**ACTIVITY:** Find the word "this" in the records below. List each line containing it.

*** Opening of SUPPLIED DATA ***

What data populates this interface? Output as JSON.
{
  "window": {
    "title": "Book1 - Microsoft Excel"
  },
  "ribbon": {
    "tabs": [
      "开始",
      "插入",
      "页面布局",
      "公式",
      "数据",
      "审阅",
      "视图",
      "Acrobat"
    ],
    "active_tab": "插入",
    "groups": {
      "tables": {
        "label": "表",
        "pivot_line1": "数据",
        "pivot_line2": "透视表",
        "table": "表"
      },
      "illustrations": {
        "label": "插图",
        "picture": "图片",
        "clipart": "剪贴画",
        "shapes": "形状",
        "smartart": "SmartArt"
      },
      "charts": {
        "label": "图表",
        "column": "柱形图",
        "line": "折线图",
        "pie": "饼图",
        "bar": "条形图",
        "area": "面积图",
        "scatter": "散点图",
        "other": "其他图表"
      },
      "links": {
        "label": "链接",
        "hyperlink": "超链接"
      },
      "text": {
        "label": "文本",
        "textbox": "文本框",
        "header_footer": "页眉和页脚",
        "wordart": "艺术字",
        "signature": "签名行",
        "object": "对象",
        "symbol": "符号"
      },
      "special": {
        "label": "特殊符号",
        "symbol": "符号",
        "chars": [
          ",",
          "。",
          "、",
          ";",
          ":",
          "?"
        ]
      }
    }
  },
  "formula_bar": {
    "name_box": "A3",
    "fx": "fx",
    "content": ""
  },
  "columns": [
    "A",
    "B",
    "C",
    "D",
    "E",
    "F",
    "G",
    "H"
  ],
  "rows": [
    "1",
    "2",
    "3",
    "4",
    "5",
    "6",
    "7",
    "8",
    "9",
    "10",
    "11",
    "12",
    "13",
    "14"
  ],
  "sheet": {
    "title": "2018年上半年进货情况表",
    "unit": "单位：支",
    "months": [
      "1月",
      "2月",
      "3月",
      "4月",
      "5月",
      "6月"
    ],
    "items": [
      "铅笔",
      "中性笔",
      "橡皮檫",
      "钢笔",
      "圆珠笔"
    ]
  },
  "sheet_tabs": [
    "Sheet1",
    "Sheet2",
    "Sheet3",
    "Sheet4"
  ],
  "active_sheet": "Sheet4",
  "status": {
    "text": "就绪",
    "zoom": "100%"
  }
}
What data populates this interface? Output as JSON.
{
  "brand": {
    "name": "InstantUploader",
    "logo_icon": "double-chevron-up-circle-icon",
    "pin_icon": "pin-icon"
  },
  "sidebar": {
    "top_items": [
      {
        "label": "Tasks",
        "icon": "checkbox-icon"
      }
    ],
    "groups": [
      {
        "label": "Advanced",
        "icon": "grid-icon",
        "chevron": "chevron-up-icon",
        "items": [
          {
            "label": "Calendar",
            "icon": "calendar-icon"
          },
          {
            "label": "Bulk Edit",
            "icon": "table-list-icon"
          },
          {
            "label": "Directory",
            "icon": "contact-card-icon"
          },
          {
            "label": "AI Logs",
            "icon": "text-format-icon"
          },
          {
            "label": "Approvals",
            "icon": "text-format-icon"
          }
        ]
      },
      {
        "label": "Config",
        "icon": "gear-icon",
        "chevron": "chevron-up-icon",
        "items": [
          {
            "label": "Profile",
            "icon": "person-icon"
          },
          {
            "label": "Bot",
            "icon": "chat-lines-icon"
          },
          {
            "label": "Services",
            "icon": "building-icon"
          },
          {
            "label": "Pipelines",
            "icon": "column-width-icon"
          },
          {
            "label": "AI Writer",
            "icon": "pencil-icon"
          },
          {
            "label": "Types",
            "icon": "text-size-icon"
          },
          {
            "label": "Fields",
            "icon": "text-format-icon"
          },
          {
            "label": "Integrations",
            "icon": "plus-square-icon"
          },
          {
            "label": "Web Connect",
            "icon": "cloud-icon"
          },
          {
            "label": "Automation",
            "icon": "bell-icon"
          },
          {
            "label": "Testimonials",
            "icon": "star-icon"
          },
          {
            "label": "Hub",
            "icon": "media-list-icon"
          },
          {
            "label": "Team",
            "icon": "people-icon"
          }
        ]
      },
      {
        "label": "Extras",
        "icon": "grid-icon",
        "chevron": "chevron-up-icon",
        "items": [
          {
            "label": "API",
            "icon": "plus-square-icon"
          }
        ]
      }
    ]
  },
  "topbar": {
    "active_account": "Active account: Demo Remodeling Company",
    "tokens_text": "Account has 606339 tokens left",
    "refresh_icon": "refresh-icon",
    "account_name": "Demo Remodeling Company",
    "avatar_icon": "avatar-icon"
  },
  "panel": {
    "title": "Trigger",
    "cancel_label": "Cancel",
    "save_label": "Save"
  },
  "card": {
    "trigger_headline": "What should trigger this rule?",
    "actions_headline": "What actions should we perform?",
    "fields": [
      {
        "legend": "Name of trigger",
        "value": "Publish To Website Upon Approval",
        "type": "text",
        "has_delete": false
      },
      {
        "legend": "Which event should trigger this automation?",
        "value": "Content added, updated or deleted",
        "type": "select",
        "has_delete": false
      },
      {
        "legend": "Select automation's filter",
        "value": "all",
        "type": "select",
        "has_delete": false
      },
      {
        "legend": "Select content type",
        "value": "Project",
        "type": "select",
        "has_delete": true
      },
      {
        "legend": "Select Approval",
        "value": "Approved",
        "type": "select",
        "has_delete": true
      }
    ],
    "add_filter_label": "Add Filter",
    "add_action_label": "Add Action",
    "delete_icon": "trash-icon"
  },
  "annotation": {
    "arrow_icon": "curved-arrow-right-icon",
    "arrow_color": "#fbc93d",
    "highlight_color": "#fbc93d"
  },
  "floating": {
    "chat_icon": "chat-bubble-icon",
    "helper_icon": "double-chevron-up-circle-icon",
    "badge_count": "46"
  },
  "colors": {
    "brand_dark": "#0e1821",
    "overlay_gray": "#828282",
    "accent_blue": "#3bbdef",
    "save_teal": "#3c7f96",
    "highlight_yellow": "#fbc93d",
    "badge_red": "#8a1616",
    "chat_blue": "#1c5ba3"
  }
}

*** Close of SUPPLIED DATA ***

**SOLUTION:**
What data populates this interface? Output as JSON.
What data populates this interface? Output as JSON.
    "trigger_headline": "What should trigger this rule?",
        "legend": "Which event should trigger this automation?",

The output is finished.